3 min read

Vision is one of those ancient words that have found new life in modern times. It is also one of the most abused and misunderstood concepts in modern organizational life. Yet everyone talks about how important it is. What exactly is vision and why is it so misused?

Why is it that so many organizations seem to be in a drift pattern, with no clear direction, slaves to daily routines, having lost the passion of their roots? To understand what vision is, perhaps we need to first understand what it is not.

Vision is not the same thing as a vision statement. A vision statement is no guarantee that the organization truly has a vision. Don’t get me wrong. I’m not against writing something down. But unless you DO SOMETHING with it, a vision statement is worthless, no matter how clearly defined or eloquently worded.

It’s a very old trap but we humans just can’t seem to learn. We continuously confuse words with reality. We think that “saying it” has some kind of power and can even be substituted for action. It’s almost like the ancient pagan magic with its incantations and curses and the belief that the mere pronouncement of words will–poof–change circumstances. Sorry, but life is just not that way.

There’s this little book in the Bible called James, which many believe to have been written by the brother of Jesus (unless you’re Catholic, in which case it was written by his cousin). Anyway, James was this really smart dude who understood the necessary link between words and action. James had this incredible insight. When you hear it, you’ll think it so obvious you won’t understand why we don’t get it. He wrote:

Just as the body is dead without the spirit, so also faith without works is dead (James 2:26).

In other words, you can have all the vision in the world, but if that vision is not accompanied by action, it’s just words, equal to the magical utterances of a troglodyte.

A vision is not magic. It has no power to change the world, unless it is accompanied with action. A true vision–the kind that can really make a difference–does not occur in a vacuum. It comes about through a rugged, exhausting process of amassing and analyzing information and then acting on that information. Real visionaries are not necromancers who can speak things into existence. They are broad-based strategic thinkers who are willing to act on their vision.

So, contrary to the way it’s often used in mediocre organizations, a vision is not simply a mantra that emanates mystical energy by mere repetition. It will accomplish nothing if all it does is hang on the wall, carved into a granite plaque. It can only accomplish its task when it has become the life-blood and heartbeat of the organization. It will propel the organization toward excellence only when it stands up and takes action. True vision provides a sense of direction that is well-informed and backed by a team of workers willing to put forth great effort to bring it about.

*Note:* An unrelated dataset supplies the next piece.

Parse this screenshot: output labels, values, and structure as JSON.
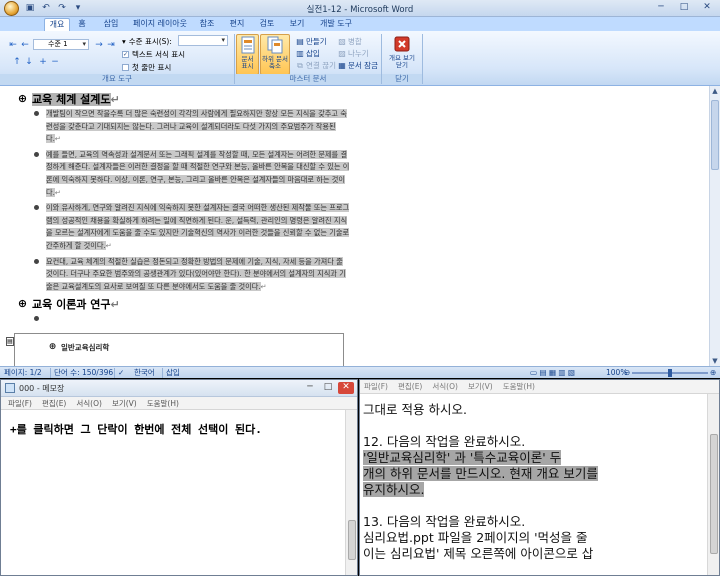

What do you think? Have you been a part of an organization that gives mere lip-service to its vision? What do you suggest to turn one’s vision into reality?


Photo by rawpixel, May 17, 2018. Licensed under Unsplash.com.

Portrait of Dr. Waddell

Dr. Greg Waddell is passionate about helping church leaders equip their people for ministry. He believes there is wild potential in every believer that begs to be released. He can help you develop and implement practical strategies for increasing the ministry capacity of your congregation.